You quilts often are complied with white thread, this allows the viewer to see the silhouette of each figure, what is your purpose behind these two elements?
I actually sew with all different colors of thread. It may appear white in some images but it rarely is. Sometimes I sew with a contrasting color of thread so that my stitches are more prominent and almost become like sketch lines. If I want to show a texture like the kinks and curls of African American hair I will use a thread that stands out prominently. If I am stitching a face I may use thread that blends in with the colors of the face in order to have it fade away more. If I am stitching the unlined forehead of a young boy I may not want prominent lines going across it so the thread should match and blend.
What is upcoming in 2020?
Currently, I have an exhibition called The Storm, The Whirlwind, and The Earthquake that features seven of my newest pieces. This exhibition will be up at the Claire Oliver Gallery in Harlem until April 25th. My first solo museum exhibition, Bisa Butler: Portraits opens at the Katonah Museum in Westchester, NY March 17th and will hang until June 14th. The museum exhibition will feature 25 of my quilted portraits from the first one I ever made into more recent works made last fall. Bisa Butler: Portraits will then travel to the Art Institute of Chicago on September 5th- January 2021.

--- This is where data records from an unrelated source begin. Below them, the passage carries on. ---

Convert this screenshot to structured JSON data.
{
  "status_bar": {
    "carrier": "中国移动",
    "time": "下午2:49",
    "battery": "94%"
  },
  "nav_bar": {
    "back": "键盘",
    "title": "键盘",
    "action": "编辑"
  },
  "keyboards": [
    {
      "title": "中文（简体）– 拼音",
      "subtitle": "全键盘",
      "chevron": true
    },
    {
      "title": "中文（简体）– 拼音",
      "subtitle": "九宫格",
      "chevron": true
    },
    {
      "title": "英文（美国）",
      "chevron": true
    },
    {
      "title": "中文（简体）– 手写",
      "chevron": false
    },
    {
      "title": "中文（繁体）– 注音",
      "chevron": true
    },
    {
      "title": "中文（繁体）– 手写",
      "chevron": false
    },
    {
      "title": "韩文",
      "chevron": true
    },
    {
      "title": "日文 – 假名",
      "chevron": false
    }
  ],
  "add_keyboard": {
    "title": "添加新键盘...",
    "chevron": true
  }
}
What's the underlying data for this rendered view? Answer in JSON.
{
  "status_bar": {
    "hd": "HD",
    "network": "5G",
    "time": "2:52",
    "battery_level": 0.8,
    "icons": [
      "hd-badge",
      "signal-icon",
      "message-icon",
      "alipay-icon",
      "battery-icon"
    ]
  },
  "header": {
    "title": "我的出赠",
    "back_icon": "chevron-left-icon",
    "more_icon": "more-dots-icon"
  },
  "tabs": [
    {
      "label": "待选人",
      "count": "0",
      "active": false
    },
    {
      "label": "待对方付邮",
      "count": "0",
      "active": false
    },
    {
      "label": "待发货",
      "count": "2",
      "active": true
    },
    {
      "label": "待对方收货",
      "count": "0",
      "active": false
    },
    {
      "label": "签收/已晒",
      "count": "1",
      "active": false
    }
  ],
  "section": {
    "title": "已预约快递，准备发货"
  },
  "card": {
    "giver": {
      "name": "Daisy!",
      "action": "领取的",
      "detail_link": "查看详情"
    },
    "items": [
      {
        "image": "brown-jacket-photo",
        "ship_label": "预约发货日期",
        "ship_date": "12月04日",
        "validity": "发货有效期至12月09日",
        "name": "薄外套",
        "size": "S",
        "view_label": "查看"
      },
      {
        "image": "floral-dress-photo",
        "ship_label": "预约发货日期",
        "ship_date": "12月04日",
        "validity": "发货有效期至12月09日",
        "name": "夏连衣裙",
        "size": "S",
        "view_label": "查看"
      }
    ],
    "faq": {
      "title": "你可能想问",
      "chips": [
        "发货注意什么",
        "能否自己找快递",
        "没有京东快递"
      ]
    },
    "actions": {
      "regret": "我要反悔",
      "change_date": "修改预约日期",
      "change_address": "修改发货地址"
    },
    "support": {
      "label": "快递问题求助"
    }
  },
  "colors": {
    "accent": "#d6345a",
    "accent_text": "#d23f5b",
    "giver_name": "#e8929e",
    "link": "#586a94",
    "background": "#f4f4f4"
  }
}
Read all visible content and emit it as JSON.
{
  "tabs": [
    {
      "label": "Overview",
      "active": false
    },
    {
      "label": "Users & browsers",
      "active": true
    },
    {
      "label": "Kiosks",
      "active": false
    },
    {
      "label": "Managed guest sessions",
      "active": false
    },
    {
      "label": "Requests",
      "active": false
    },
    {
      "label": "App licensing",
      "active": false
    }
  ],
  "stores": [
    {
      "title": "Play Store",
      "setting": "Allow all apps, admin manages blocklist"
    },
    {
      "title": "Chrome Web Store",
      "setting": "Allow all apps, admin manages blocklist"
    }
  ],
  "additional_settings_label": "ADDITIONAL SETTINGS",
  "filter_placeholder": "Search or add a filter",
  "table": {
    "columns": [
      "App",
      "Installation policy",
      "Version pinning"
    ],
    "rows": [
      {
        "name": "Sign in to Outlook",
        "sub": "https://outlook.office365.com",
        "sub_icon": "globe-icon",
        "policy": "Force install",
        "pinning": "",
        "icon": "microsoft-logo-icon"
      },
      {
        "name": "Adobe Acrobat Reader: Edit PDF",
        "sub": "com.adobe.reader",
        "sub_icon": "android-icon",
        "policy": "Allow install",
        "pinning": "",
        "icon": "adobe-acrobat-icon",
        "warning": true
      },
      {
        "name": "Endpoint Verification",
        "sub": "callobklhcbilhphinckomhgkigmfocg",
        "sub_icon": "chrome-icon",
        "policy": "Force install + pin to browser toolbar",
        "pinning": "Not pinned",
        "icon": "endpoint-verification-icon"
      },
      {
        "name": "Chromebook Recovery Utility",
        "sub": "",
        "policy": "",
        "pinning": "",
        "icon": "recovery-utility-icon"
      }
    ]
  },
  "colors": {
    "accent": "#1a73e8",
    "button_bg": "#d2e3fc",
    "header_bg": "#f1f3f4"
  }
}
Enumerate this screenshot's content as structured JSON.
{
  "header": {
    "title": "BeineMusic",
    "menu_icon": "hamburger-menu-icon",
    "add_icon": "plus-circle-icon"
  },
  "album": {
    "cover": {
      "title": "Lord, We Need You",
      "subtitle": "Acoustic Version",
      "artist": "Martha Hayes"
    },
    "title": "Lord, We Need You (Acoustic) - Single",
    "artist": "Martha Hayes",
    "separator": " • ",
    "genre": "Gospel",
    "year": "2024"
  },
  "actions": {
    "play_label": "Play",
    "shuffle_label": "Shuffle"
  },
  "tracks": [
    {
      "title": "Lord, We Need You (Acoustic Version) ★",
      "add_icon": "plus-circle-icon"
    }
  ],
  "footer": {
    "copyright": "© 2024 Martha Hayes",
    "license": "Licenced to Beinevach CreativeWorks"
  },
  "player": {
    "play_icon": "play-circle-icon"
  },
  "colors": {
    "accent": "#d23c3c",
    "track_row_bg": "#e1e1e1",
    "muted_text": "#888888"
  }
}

The Storm, the Whirlwind and the Earthquake at Claire Oliver Gallery until April 25th, 2020, 2288 Adam Clayton Powell Jr. Boulevard, New York, NY 10030. @claireolivergallery